DETERT: I’ve gotten to know all the foster-care kids and heard their personal stories, which are very impressive. They’re good kids, they’re not whiners, they don’t have a sense of entitlement. They know life is hard, but we don’t need to spend money to make their life even harder. We need to spend money to make their life easier.
So this year we’re doing another reform of foster care because life changes. When I originally did foster care in 1999, I did the Road to Independence bill, of which I’m very proud, but the purpose of government was to protect kids who were in unsafe environments. This year in our reformation package, the overreaching goal will be normalcy, to try to make foster kids as normal as we possibly can.
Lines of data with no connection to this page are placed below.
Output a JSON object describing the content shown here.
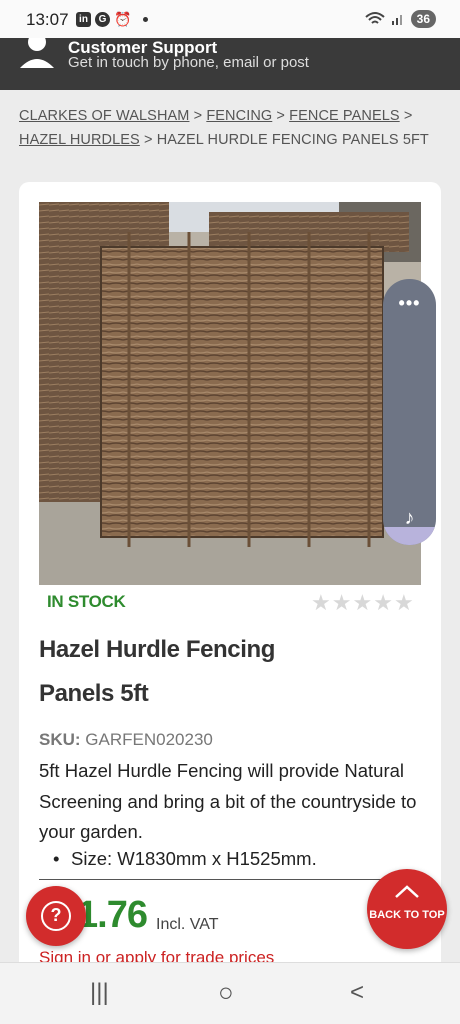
{
  "status_bar": {
    "time": "13:07",
    "battery": "36",
    "icons": [
      "linkedin-icon",
      "google-icon",
      "alarm-icon",
      "dot-icon",
      "wifi-icon",
      "signal-icon"
    ]
  },
  "support": {
    "title": "Customer Support",
    "subtitle": "Get in touch by phone, email or post"
  },
  "breadcrumb": {
    "items": [
      {
        "label": "CLARKES OF WALSHAM",
        "link": true
      },
      {
        "label": "FENCING",
        "link": true
      },
      {
        "label": "FENCE PANELS",
        "link": true
      },
      {
        "label": "HAZEL HURDLES",
        "link": true
      },
      {
        "label": "HAZEL HURDLE FENCING PANELS 5FT",
        "link": false
      }
    ],
    "separator": ">"
  },
  "product": {
    "stock": "IN STOCK",
    "rating_stars": 0,
    "rating_max": 5,
    "title": "Hazel Hurdle Fencing Panels 5ft",
    "sku_label": "SKU:",
    "sku": "GARFEN020230",
    "description": "5ft Hazel Hurdle Fencing will provide Natural Screening and bring a bit of the countryside to your garden.",
    "bullet": "Size: W1830mm x H1525mm.",
    "price": "1.76",
    "price_suffix": "Incl. VAT",
    "trade_link": "Sign in or apply for trade prices"
  },
  "floating": {
    "help_icon": "?",
    "back_to_top": "BACK TO TOP",
    "side_menu_icon": "•••",
    "music_icon": "♪"
  },
  "nav": {
    "recents_icon": "|||",
    "home_icon": "○",
    "back_icon": "<"
  },
  "colors": {
    "accent_red": "#d22c2c",
    "stock_green": "#2e8b2e",
    "banner_dark": "#3a3a3a"
  }
}
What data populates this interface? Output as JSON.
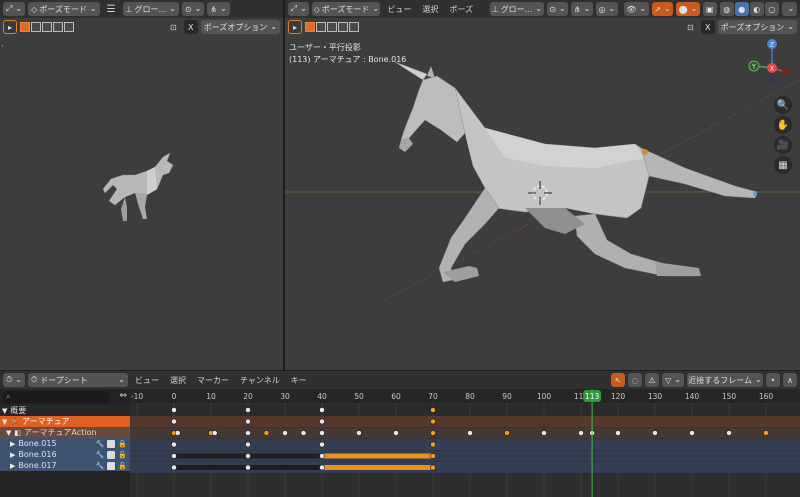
{
  "left_viewport": {
    "mode_label": "ポーズモード",
    "transform_label": "グロー...",
    "options_label": "ポーズオプション"
  },
  "main_viewport": {
    "mode_label": "ポーズモード",
    "menus": [
      "ビュー",
      "選択",
      "ポーズ"
    ],
    "transform_label": "グロー...",
    "options_label": "ポーズオプション",
    "view_info": "ユーザー・平行投影",
    "selection_info": "(113) アーマチュア : Bone.016",
    "gizmo": {
      "y": "Y",
      "x": "X",
      "z": "Z"
    }
  },
  "dopesheet": {
    "editor_label": "ドープシート",
    "menus": [
      "ビュー",
      "選択",
      "マーカー",
      "チャンネル",
      "キー"
    ],
    "snap_label": "近接するフレーム",
    "search_placeholder": "",
    "ruler_ticks": [
      -10,
      0,
      10,
      20,
      30,
      40,
      50,
      60,
      70,
      80,
      90,
      100,
      110,
      120,
      130,
      140,
      150,
      160
    ],
    "current_frame": 113,
    "channels": [
      {
        "label": "概要",
        "type": "summary"
      },
      {
        "label": "アーマチュア",
        "type": "object"
      },
      {
        "label": "アーマチュアAction",
        "type": "action"
      },
      {
        "label": "Bone.015",
        "type": "bone"
      },
      {
        "label": "Bone.016",
        "type": "bone"
      },
      {
        "label": "Bone.017",
        "type": "bone"
      }
    ],
    "keyframes": [
      {
        "row": 0,
        "frames": [
          0,
          20,
          40,
          70
        ],
        "selected": [
          70
        ]
      },
      {
        "row": 1,
        "frames": [
          0,
          20,
          40,
          70
        ],
        "selected": [
          70
        ]
      },
      {
        "row": 2,
        "frames": [
          0,
          1,
          10,
          11,
          20,
          25,
          30,
          35,
          40,
          50,
          60,
          70,
          80,
          90,
          100,
          110,
          113,
          120,
          130,
          140,
          150,
          160
        ],
        "selected": [
          0,
          10,
          25,
          70,
          90,
          160
        ]
      },
      {
        "row": 3,
        "frames": [
          0,
          20,
          40,
          70
        ],
        "selected": [
          70
        ]
      },
      {
        "row": 4,
        "frames": [
          0,
          20,
          40,
          70
        ],
        "selected": [
          70
        ]
      },
      {
        "row": 5,
        "frames": [
          0,
          20,
          40,
          70
        ],
        "selected": [
          70
        ]
      }
    ],
    "holds": [
      {
        "row": 4,
        "from": 0,
        "to": 40,
        "selected": false
      },
      {
        "row": 4,
        "from": 40,
        "to": 70,
        "selected": true
      },
      {
        "row": 5,
        "from": 0,
        "to": 40,
        "selected": false
      },
      {
        "row": 5,
        "from": 40,
        "to": 70,
        "selected": true
      }
    ]
  }
}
So instead of having them meet with case managers and all sorts of bureaucratic people that they don’t know – and those workers generally turn over every 18 months – we’re doing legislation that will make the foster parents more closely aligned with real parents. We’re going to let them be the deciders and we’re going to let the bureaucrats be the checkers. So the bureaucrats can check on the foster parents, make sure they’re doing the right thing, and the foster parents can develop relationships with the foster kids and try to give them stronger bonds. Because it’s hard to grow up and have a family if you’ve never had one.
These are all going to be great things, and a lot of the ideas came from the kids themselves.
Q: You’re also going to try to extend foster care to age 21.
DETERT: We feel we can do that for the same exact amount of dollars that we’re spending right now. And I think that would be a great thing to do. And it would offer the kids security. They don’t have to take advantage of it, because at 18 they’re emancipated and they can leave if they want to. But if they’re not comfortable leaving, they can stay till they’re 21, especially if they’re in school or getting trained for the workforce.
Real parents, we don’t stick our own kids out on the sidewalk at age 18 and expect them to do really well. A lot of our foster-care kids are ending up homeless or in prison.
Q: You’ve been on the Senate Committee on Children, Families and Elder Affairs a long time. With the leadership change this year, do you see a new direction for the committee?
DETERT: This year – with our new Democratic chair, I may point out – Sen. [Eleanor] Sobel [of Hollywood] is our chair. And it’s always been children and families and elder affairs, but we’ve been neglectful of elder affairs. And that seems to be the spot she’s focusing on. And that’s a good thing, because we’ve neglected that and they certainly don’t need to be neglected. So she’s taking care of that, and I’m going to do the foster care committee bill, and I think that committee is going to have a great year.
Q: You’re also back with a bill to add more school guidance counselors.
DETERT: This year it’s even more relevant. Last year, what irritated me about how we deal with guidance counselors is schools are using the guidance counselors to also do lunchroom duty and bus stop duty. They’re the most educated and highest-paid person in the building. They shouldn’t be taking up their time doing lunchroom duty at a time when we have children with serious problems.
In the old days, the guidance counselor helped find you a grant or got you into college or got you a scholarship. Today’s guidance counselor might stop you from committing suicide or bringing a gun to school or dropping out of school. They need to spend their whole day working with students. And I’m asking for a different formula so that we can have more guidance counselors. And as I said in Education Appropriations, if we have more guidance counselors, we might need fewer grief counselors.